then MAYBE I would xor ptlrc output bytes with 0xff and same for input bytes to force the invert ;-)
I thought I'd mentioned that earlier: 9600, no parity, 1 stop bit and
setting that is already taken care of.
As I said - I'll talk to the agents next week. They're friendly and
If RS-232 levels are needed, its easy enough to make up a three wire
cable for a RS-232-level USB adapter with a 3.5mm stereo jack on the end.
I started with the AXE027 adapter because I already have one.
Today I used a screwdriver to short the segments. Its also easy enough to
short the connections on spare socket and hang the scope on that to check
whether the signal is inverted or not.
On Sat, 19 May 2018 18:54:26 GMT, Jan Panteltje
declaimed the following:
Unless you are bit-banging a GPIO, that won't work... 8-bit data is
sent as 10+ bits by a UART.
1 start bit
8 data bits
1+ stop bit (some devices required up to two bit times before they could
handle a new start bit.
You'd be inverting the 8 data bits, but not the start/stop bits. Stop
bits are whatever the protocol considers as an idle state (pull up or pull
down, so when the UART is not doing anything, the line shows a stop bit.
Start bit is the inverse of a stop bit -- basically a forced level
transition to wake up the receiver UART, since the first data bit could be
the same state as a stop bit.
Wulfraed Dennis Lee Bieber AF6VN
On a sunny day (Sat, 19 May 2018 18:54:26 GMT) it happened Jan Panteltje
wrote in :
Actually that won't work, as you also need to flip start and stop bits, not just the data.
One could write a software UART (done it) but that won't work in Linux due to the taskswitch interrupt.
You need a real USB to RS232 adaptor.
It ought to as the port is listening at the same rate as it's sending
at and at the correct levels and polarity.
The AXE027 is a TTL device (GIYF). Previously you've said the KRT2 is
designed to work with a PC RS232 serial port so the odds are it is
expecting +/- 12 V RS232.
IIRC the RS232 spec does have the signals inverted on the wire but as
it's the spec it's not relevant to two RS232 devices talking to each
other.
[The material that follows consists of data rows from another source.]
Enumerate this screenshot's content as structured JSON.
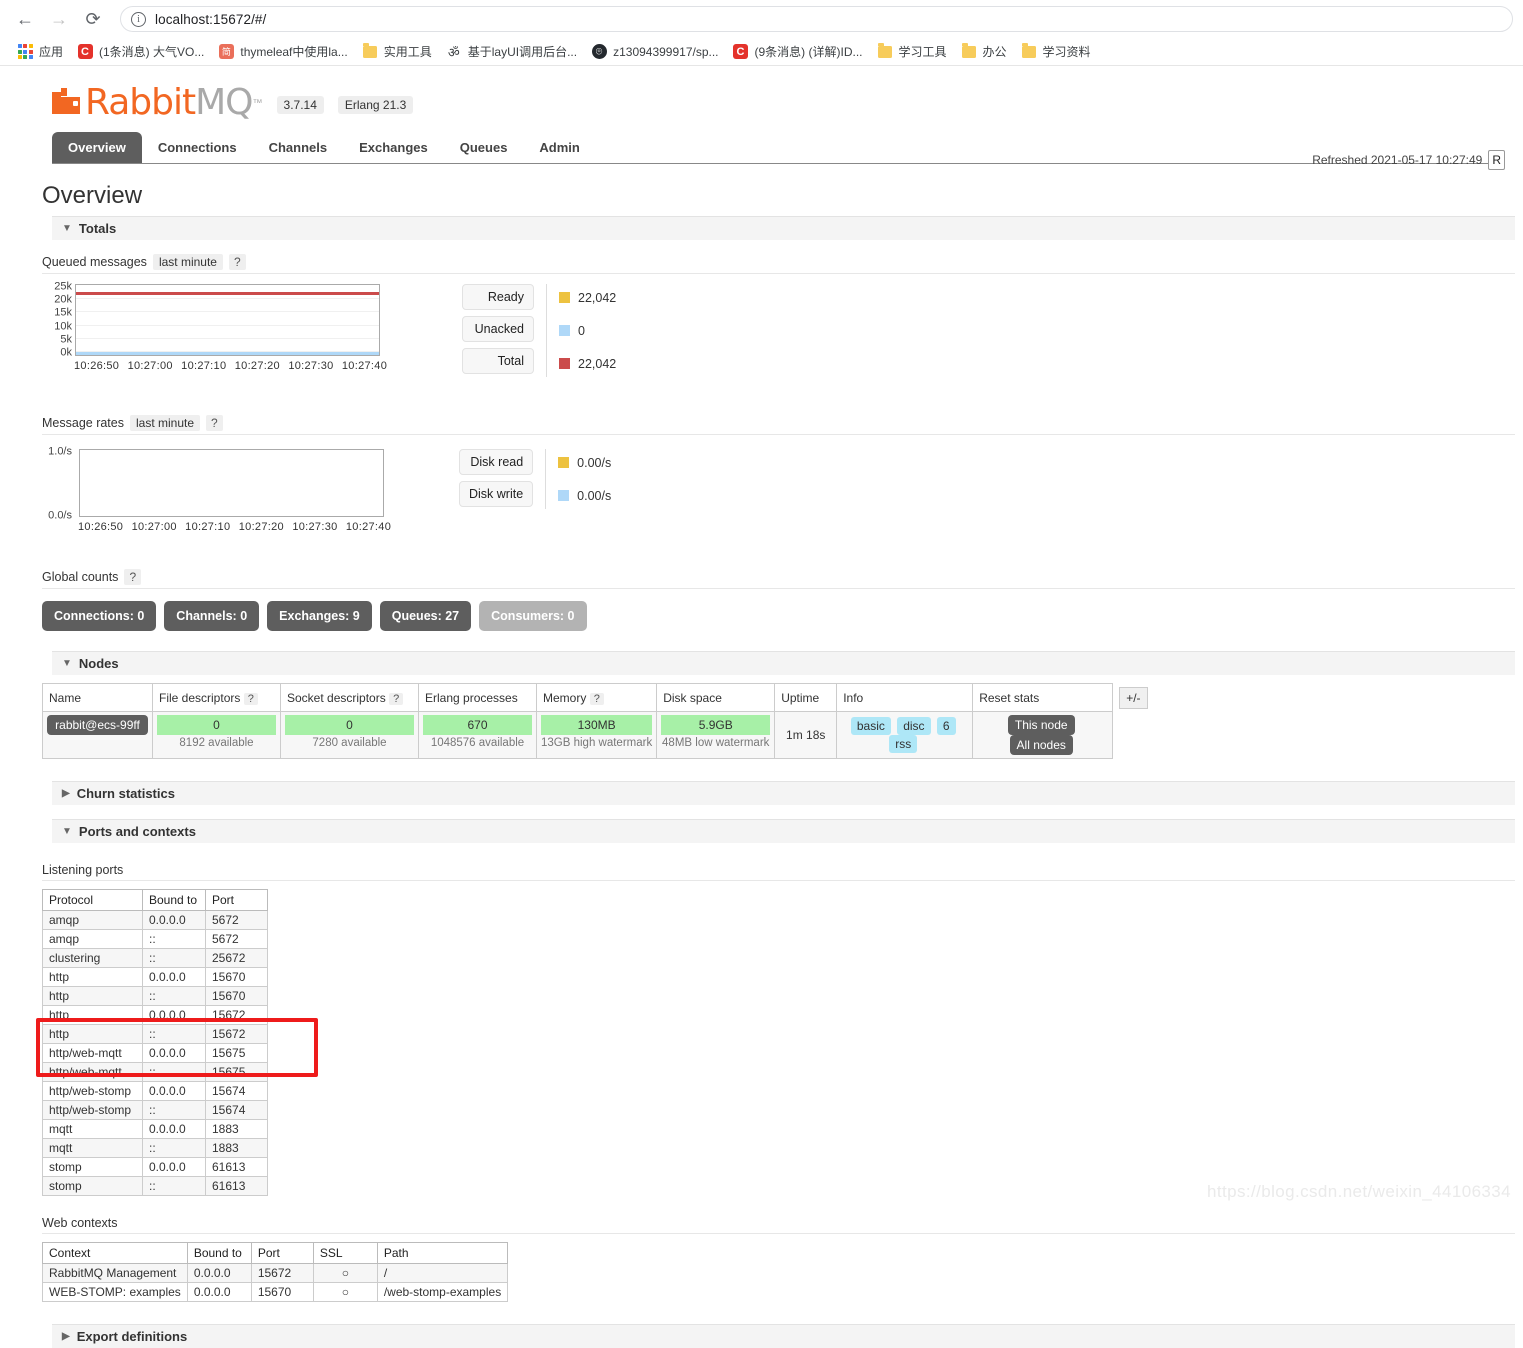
{
  "browser": {
    "back_icon": "←",
    "forward_icon": "→",
    "reload_icon": "⟳",
    "url": "localhost:15672/#/",
    "bookmarks": [
      {
        "label": "应用",
        "icon": "apps-grid-icon"
      },
      {
        "label": "(1条消息) 大气VO...",
        "icon": "csdn-icon"
      },
      {
        "label": "thymeleaf中使用la...",
        "icon": "jianshu-icon"
      },
      {
        "label": "实用工具",
        "icon": "folder-icon"
      },
      {
        "label": "基于layUI调用后台...",
        "icon": "layui-icon"
      },
      {
        "label": "z13094399917/sp...",
        "icon": "github-icon"
      },
      {
        "label": "(9条消息) (详解)ID...",
        "icon": "csdn-icon"
      },
      {
        "label": "学习工具",
        "icon": "folder-icon"
      },
      {
        "label": "办公",
        "icon": "folder-icon"
      },
      {
        "label": "学习资料",
        "icon": "folder-icon"
      }
    ]
  },
  "header": {
    "logo_primary": "Rabbit",
    "logo_secondary": "MQ",
    "trademark": "™",
    "version": "3.7.14",
    "erlang": "Erlang 21.3",
    "refreshed": "Refreshed 2021-05-17 10:27:49",
    "refresh_button": "R"
  },
  "tabs": [
    {
      "label": "Overview",
      "active": true
    },
    {
      "label": "Connections",
      "active": false
    },
    {
      "label": "Channels",
      "active": false
    },
    {
      "label": "Exchanges",
      "active": false
    },
    {
      "label": "Queues",
      "active": false
    },
    {
      "label": "Admin",
      "active": false
    }
  ],
  "page_title": "Overview",
  "sections": {
    "totals": "Totals",
    "nodes": "Nodes",
    "churn": "Churn statistics",
    "ports_contexts": "Ports and contexts",
    "export": "Export definitions"
  },
  "queued_messages": {
    "label": "Queued messages",
    "period": "last minute",
    "help": "?",
    "legend": [
      {
        "name": "Ready",
        "value": "22,042",
        "color": "#edc240"
      },
      {
        "name": "Unacked",
        "value": "0",
        "color": "#afd8f8"
      },
      {
        "name": "Total",
        "value": "22,042",
        "color": "#cb4b4b"
      }
    ]
  },
  "message_rates": {
    "label": "Message rates",
    "period": "last minute",
    "help": "?",
    "legend": [
      {
        "name": "Disk read",
        "value": "0.00/s",
        "color": "#edc240"
      },
      {
        "name": "Disk write",
        "value": "0.00/s",
        "color": "#afd8f8"
      }
    ]
  },
  "chart_data": [
    {
      "type": "line",
      "title": "Queued messages",
      "xlabel": "",
      "ylabel": "",
      "x": [
        "10:26:50",
        "10:27:00",
        "10:27:10",
        "10:27:20",
        "10:27:30",
        "10:27:40"
      ],
      "ytick_labels": [
        "25k",
        "20k",
        "15k",
        "10k",
        "5k",
        "0k"
      ],
      "ylim": [
        0,
        25000
      ],
      "grid": true,
      "legend_position": "right",
      "series": [
        {
          "name": "Total",
          "color": "#cb4b4b",
          "values": [
            22042,
            22042,
            22042,
            22042,
            22042,
            22042
          ]
        },
        {
          "name": "Unacked",
          "color": "#afd8f8",
          "values": [
            0,
            0,
            0,
            0,
            0,
            0
          ]
        },
        {
          "name": "Ready",
          "color": "#edc240",
          "values": [
            22042,
            22042,
            22042,
            22042,
            22042,
            22042
          ]
        }
      ]
    },
    {
      "type": "line",
      "title": "Message rates",
      "xlabel": "",
      "ylabel": "",
      "x": [
        "10:26:50",
        "10:27:00",
        "10:27:10",
        "10:27:20",
        "10:27:30",
        "10:27:40"
      ],
      "ytick_labels": [
        "1.0/s",
        "0.0/s"
      ],
      "ylim": [
        0,
        1
      ],
      "grid": false,
      "legend_position": "right",
      "series": [
        {
          "name": "Disk read",
          "color": "#edc240",
          "values": [
            0,
            0,
            0,
            0,
            0,
            0
          ]
        },
        {
          "name": "Disk write",
          "color": "#afd8f8",
          "values": [
            0,
            0,
            0,
            0,
            0,
            0
          ]
        }
      ]
    }
  ],
  "global_counts": {
    "label": "Global counts",
    "help": "?",
    "items": [
      {
        "label": "Connections: 0",
        "muted": false
      },
      {
        "label": "Channels: 0",
        "muted": false
      },
      {
        "label": "Exchanges: 9",
        "muted": false
      },
      {
        "label": "Queues: 27",
        "muted": false
      },
      {
        "label": "Consumers: 0",
        "muted": true
      }
    ]
  },
  "nodes_table": {
    "headers": [
      "Name",
      "File descriptors",
      "Socket descriptors",
      "Erlang processes",
      "Memory",
      "Disk space",
      "Uptime",
      "Info",
      "Reset stats",
      "+/-"
    ],
    "row": {
      "name": "rabbit@ecs-99ff",
      "file_descriptors": {
        "value": "0",
        "note": "8192 available"
      },
      "socket_descriptors": {
        "value": "0",
        "note": "7280 available"
      },
      "erlang_processes": {
        "value": "670",
        "note": "1048576 available"
      },
      "memory": {
        "value": "130MB",
        "note": "13GB high watermark"
      },
      "disk_space": {
        "value": "5.9GB",
        "note": "48MB low watermark"
      },
      "uptime": "1m 18s",
      "info": [
        "basic",
        "disc",
        "6",
        "rss"
      ],
      "reset_stats": [
        "This node",
        "All nodes"
      ],
      "toggle": "+/-"
    }
  },
  "listening_ports": {
    "label": "Listening ports",
    "headers": [
      "Protocol",
      "Bound to",
      "Port"
    ],
    "rows": [
      [
        "amqp",
        "0.0.0.0",
        "5672"
      ],
      [
        "amqp",
        "::",
        "5672"
      ],
      [
        "clustering",
        "::",
        "25672"
      ],
      [
        "http",
        "0.0.0.0",
        "15670"
      ],
      [
        "http",
        "::",
        "15670"
      ],
      [
        "http",
        "0.0.0.0",
        "15672"
      ],
      [
        "http",
        "::",
        "15672"
      ],
      [
        "http/web-mqtt",
        "0.0.0.0",
        "15675"
      ],
      [
        "http/web-mqtt",
        "::",
        "15675"
      ],
      [
        "http/web-stomp",
        "0.0.0.0",
        "15674"
      ],
      [
        "http/web-stomp",
        "::",
        "15674"
      ],
      [
        "mqtt",
        "0.0.0.0",
        "1883"
      ],
      [
        "mqtt",
        "::",
        "1883"
      ],
      [
        "stomp",
        "0.0.0.0",
        "61613"
      ],
      [
        "stomp",
        "::",
        "61613"
      ]
    ]
  },
  "web_contexts": {
    "label": "Web contexts",
    "headers": [
      "Context",
      "Bound to",
      "Port",
      "SSL",
      "Path"
    ],
    "rows": [
      [
        "RabbitMQ Management",
        "0.0.0.0",
        "15672",
        "○",
        "/"
      ],
      [
        "WEB-STOMP: examples",
        "0.0.0.0",
        "15670",
        "○",
        "/web-stomp-examples"
      ]
    ]
  },
  "watermark": "https://blog.csdn.net/weixin_44106334"
}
How ever if the PICAXE adapter is TTL it probably isn't
inverted and the levels are wrong (though some RS232 ports aren't
that fussy about levels).
The quickest and simplest solution is if you have a known USB > RS232
adapter try that. If it has a D type connector it probably is RS232,
check by measuring the voltage on the Txd pin with it powered up 12 V
(+ or -) means RS232. Otherwise you need to invert the Tx and Rx
lines from the AXE027 at TTL levels and hope the KRT2 doesn't demand
+/- 12 V and what ever you use to do the Rx inversion can tolerate
being driven to -12. Two transistors and a handful of R's? Power for
this inversion circuitry is an issue as you can't "borrow" from the
hardware handshake lines... Get a proper USB > RS232 adapter. B-)
Well, after some other distractions plus an uncharacteristically slow
delivery of some bits from Rapid (Scopebanana plug cable, additional
3.5mm plugs&sockets, I lashed up a terminator box for the AXE027 cable
with Rx-Tx shorting switch and 4mm plugs for instrument connection.
Then I used ptlrc running on my RPi 1+ B to run some tests. Everything
was as expected - including adapter's output, which is just over 4v
according to my 'scope, a fairly old Hameg 203s. Making ptlrc send its
LICENSE file gave several seconds of output - enough to make reading the
scope easy (it wasn't visible from my keyboard).
No word from the Dittel agents, so next job is to make up a D-9 to 3.5mm
stereo jack cable, test, and check the levels from my pFranc serial
adapter before trying it on the Dittel radio.